--- PROBLEM DESCRIPTION ---
Wherever "structured" appears in a line of the listing, report that line.

--- RECORDS ---
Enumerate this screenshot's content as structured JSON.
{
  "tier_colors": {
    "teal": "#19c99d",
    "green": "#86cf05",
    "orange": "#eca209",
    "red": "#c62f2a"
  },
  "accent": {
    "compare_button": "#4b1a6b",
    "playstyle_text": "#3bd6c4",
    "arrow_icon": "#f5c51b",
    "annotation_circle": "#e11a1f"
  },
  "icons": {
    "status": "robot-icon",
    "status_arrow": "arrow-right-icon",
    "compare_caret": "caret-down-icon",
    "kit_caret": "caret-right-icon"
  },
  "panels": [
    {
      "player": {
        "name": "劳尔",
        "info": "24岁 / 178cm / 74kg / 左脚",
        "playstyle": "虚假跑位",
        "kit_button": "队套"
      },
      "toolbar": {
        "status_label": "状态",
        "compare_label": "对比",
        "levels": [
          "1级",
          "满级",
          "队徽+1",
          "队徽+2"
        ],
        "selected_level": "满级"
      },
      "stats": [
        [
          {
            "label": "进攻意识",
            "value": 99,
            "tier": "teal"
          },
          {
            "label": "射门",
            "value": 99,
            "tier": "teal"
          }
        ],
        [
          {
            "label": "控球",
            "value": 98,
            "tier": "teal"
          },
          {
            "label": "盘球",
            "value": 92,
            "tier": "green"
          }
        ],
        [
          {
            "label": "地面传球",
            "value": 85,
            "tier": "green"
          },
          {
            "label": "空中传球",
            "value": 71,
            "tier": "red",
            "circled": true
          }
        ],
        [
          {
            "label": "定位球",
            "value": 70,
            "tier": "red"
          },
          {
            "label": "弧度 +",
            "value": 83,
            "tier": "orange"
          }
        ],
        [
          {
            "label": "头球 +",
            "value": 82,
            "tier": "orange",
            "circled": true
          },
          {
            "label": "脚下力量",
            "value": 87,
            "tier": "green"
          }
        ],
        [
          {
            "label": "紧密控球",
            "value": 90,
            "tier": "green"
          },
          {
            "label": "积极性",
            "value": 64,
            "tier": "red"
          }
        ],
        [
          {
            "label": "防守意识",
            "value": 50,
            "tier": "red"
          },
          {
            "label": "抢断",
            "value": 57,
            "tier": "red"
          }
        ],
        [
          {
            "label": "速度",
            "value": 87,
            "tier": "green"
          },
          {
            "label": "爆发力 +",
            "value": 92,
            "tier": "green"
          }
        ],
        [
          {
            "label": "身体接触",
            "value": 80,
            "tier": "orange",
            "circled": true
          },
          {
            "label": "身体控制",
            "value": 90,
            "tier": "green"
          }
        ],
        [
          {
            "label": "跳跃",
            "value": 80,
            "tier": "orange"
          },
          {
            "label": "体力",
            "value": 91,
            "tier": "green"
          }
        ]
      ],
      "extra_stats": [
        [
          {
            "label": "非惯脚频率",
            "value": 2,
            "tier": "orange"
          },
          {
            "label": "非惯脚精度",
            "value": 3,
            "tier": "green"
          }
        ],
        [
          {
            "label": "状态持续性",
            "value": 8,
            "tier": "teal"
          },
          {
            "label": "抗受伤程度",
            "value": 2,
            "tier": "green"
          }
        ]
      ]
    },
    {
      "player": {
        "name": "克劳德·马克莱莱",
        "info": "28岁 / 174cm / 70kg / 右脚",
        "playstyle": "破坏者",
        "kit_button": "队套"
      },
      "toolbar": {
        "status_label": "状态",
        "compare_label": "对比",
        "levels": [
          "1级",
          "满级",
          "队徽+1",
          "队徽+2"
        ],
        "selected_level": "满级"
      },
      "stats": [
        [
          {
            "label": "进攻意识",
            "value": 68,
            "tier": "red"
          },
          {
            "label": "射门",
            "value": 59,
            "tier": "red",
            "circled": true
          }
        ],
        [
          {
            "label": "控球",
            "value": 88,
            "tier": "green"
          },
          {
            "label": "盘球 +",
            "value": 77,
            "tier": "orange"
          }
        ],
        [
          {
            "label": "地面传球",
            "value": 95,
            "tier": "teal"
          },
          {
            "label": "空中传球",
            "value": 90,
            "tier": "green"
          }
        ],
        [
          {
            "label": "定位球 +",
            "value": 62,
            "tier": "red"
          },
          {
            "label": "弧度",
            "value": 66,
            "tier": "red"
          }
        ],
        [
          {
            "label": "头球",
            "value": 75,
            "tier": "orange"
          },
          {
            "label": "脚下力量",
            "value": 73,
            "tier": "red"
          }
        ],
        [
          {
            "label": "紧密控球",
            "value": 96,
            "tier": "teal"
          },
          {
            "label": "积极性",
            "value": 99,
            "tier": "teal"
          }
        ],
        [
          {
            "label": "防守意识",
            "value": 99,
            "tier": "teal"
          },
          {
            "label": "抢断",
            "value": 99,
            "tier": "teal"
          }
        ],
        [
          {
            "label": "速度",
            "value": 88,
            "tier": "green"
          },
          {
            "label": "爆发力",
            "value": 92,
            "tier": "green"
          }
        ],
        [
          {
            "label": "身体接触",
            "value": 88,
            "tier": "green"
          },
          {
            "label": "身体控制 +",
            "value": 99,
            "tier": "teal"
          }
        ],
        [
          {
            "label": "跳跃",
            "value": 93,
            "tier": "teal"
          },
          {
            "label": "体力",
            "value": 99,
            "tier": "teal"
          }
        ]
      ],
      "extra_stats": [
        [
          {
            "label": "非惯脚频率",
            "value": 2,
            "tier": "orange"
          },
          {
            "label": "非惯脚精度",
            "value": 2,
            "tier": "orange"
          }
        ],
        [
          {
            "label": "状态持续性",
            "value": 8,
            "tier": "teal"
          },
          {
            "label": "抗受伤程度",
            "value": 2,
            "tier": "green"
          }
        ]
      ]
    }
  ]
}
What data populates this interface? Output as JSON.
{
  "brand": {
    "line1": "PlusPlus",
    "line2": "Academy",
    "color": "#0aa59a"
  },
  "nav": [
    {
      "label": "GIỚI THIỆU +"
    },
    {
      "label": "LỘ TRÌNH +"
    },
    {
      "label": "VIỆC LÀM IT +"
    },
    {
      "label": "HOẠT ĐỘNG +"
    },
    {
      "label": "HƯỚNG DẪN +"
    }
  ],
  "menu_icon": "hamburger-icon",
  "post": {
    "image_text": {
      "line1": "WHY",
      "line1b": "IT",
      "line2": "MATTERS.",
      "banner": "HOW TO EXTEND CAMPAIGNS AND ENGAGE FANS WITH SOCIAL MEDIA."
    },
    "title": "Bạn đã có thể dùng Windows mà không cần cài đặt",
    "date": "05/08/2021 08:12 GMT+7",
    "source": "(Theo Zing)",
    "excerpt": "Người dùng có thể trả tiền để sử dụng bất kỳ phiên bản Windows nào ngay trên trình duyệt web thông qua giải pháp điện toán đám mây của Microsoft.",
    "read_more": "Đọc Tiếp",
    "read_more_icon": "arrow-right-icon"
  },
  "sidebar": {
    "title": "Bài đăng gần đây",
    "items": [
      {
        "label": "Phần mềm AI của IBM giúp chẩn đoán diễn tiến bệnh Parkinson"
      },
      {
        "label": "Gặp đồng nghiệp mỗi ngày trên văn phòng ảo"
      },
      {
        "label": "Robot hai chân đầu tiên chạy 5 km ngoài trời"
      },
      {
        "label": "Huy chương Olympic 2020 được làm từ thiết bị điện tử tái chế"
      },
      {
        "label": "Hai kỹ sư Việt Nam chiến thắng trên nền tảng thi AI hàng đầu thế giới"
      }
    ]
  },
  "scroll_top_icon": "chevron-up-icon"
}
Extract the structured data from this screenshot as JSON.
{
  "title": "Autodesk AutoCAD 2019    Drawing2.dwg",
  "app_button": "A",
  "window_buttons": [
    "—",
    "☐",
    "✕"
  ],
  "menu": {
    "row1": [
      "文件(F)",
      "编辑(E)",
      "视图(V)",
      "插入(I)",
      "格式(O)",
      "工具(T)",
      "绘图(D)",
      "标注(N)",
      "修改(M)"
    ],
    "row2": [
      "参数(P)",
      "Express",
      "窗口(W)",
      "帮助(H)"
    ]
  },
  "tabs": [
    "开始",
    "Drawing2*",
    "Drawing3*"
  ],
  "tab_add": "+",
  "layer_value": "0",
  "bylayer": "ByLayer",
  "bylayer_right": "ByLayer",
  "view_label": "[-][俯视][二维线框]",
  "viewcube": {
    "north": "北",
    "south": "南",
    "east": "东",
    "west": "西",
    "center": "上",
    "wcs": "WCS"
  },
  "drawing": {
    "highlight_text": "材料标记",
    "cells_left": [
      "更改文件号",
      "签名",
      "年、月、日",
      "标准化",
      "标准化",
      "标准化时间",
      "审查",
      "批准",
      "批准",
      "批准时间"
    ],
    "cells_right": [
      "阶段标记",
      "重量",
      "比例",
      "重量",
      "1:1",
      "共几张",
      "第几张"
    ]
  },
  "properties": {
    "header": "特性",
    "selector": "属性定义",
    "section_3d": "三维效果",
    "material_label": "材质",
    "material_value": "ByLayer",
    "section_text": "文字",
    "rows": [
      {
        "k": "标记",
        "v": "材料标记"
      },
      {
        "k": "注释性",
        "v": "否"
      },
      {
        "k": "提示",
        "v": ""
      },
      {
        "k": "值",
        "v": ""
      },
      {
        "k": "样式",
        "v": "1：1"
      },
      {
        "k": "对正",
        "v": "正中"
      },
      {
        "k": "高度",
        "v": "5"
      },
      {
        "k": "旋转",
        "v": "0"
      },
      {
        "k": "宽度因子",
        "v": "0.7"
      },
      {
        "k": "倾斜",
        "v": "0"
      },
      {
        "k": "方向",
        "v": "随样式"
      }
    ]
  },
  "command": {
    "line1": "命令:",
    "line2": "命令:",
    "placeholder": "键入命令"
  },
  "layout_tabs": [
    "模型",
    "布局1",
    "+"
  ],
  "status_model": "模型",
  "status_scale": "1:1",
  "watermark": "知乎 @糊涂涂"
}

--- OUTPUT FOR THIS TASK ---
Enumerate this screenshot's content as structured JSON.
Extract the structured data from this screenshot as JSON.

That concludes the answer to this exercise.